Dave Green, a national officer for the Fire Brigade Union, says there are five areas the money raised by the lottery will go towards.
These are family support, memorials, prevention through learning from past experiences, research into predominantly mental and physical health and humanitarian assistance.
[The lottery] is set up to help commemorate the bravery and sacrifice of firefighters killed and injured in the line of duty and to establish a fund for the future benefit of firefighters, their bereaved families and the firefighting profession.”
The mother of a Manchester firefighter who was killed on the job in 2013 has endorsed the lottery.
Her son, Stephen Hunt was killed in a fire at Paul’s Hair World in July 2013. He was 38 years old.
His mother, Sue Veevers, has called for people to get behind the Firefighters 100 Lottery.
“I was so pleased to hear that the FBU have set up their own lottery to support, among other good causes, the families of fallen and injured firefighters,” she said.
Ms Veevers said her son’s death and its aftermath was “hell” for her family.
“People assume that families such as mine are looked after following such a tragedy, but it’s not always the case. A special fund to support those unlucky enough to lose a loved one is much needed and very welcome,” she said.
The FBU believes the loss of so many firefighters is due to the government’s funding cuts causing extensive job losses and a lack of adequate funding to bring in young, new recruits. Mr Green says the austerity measures put in place by the government have left firefighters feeling increasingly undervalued and vulnerable.
The Fire Brigade Union estimates the fire brigade in the U.K. has lost about 10,000 people since 2010. This is largely due to the government’s funding cuts meaning extensive job losses and lack of adequate funding to bring in young, new recruits.

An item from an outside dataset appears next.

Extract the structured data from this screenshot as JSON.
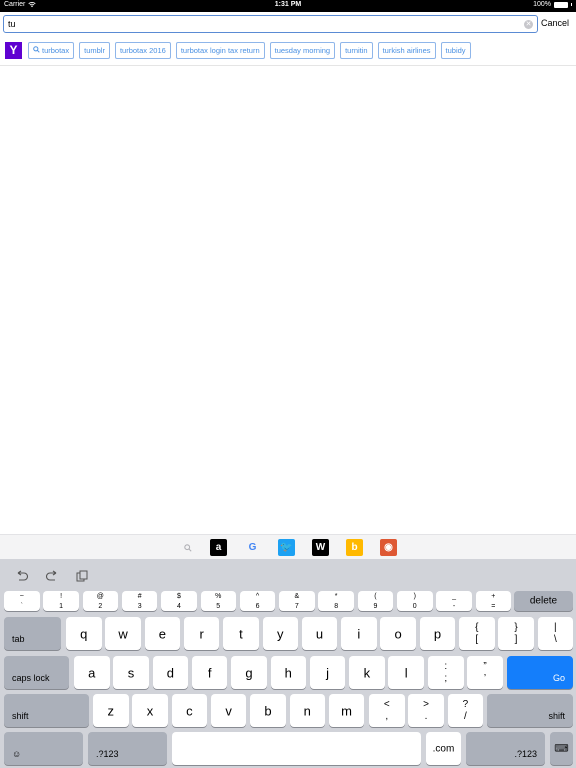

Mr Green says the FBU’s view is that if politicians won’t help to support firefighters, then they have to, “step up and try to support the service where the government won’t.”
A rise in the firefighters suicide rate has been a part of the reason the FBU has pushed forward with raising money itself, in order to tackle the reasons for the crisis.
Mr Green says the austerity measures put in place by the government have left firefighters feeling increasingly undervalued and vulnerable.
“The fire service is under threat as never before, the people who work in it are under threat as never before and it has left people feeling very isolated in their profession,” he said.
In terms of helping to support firefighters with the trauma that they may see on the job, Mr Green says that counselling is offered, but more research needs to be done to help to determine the best kinds of support.
“People want to talk about it with people who can relate to it. There needs to be a bit more research and in depth thinking.”
“We hope that the lottery will be a resounding success,” he said.
Tickets for the lottery can be purchased here.
If you or someone you know is affected by this story, you call call MIND on 0300 123 3393 or The Samaritans on 116 123.